(Dataset rows describing interfaces)

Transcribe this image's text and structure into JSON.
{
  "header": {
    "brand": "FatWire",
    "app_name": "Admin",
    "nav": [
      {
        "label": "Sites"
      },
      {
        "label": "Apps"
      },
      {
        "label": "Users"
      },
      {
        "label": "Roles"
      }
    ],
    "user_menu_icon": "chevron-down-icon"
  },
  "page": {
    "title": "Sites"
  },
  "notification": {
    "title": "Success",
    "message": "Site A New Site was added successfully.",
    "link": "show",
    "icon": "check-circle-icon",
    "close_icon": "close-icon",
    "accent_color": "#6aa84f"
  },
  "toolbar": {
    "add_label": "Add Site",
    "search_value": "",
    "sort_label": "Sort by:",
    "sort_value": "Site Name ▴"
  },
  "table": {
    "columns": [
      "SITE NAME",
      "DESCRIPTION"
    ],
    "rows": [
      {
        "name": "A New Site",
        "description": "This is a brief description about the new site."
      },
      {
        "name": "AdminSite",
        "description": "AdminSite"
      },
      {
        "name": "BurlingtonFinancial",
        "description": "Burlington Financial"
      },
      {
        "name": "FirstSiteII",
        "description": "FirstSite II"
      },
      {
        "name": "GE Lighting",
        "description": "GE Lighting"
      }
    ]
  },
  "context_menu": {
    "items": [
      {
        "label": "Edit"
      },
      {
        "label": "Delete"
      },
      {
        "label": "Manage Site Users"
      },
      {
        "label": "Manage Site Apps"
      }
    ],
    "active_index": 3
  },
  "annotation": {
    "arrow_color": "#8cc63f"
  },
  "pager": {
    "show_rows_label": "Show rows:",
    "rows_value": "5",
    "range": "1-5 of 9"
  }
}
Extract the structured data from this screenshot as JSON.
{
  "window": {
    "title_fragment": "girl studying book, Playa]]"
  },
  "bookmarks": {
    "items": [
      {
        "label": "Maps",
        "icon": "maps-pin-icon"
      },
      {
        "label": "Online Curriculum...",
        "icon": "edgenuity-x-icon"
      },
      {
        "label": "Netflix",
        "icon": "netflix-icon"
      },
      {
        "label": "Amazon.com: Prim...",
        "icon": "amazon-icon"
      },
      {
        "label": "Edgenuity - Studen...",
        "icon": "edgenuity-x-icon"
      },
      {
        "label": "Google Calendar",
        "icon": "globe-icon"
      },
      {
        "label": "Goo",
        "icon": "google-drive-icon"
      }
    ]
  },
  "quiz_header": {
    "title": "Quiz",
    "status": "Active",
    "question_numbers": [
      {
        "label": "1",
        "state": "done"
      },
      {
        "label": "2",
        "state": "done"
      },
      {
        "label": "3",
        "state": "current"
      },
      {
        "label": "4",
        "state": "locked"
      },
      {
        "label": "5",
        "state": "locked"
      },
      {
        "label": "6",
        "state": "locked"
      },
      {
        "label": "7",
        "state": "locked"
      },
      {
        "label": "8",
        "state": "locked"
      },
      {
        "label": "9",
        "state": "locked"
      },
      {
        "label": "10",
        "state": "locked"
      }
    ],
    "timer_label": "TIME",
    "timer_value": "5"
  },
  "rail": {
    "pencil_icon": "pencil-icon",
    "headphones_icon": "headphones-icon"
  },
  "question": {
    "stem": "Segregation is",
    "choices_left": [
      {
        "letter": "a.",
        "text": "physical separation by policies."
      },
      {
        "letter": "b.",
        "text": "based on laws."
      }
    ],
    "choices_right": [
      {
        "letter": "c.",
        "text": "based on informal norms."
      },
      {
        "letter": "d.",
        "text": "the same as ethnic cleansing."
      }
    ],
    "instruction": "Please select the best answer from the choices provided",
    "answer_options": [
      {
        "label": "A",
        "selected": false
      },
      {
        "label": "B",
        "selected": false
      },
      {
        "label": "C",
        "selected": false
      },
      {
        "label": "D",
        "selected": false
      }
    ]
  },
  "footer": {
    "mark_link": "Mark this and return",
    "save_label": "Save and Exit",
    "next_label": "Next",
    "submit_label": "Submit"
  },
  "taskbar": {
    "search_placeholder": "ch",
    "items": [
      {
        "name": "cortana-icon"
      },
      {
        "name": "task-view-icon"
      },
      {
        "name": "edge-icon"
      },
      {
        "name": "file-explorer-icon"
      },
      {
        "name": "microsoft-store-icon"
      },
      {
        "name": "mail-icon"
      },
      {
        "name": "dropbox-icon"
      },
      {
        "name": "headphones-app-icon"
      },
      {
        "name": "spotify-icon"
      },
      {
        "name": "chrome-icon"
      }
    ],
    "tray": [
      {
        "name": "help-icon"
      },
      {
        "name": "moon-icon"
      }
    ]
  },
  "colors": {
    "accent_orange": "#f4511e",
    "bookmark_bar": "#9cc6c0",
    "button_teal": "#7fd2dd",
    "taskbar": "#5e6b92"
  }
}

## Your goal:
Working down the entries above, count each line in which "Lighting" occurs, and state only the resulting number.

## Written solution:
2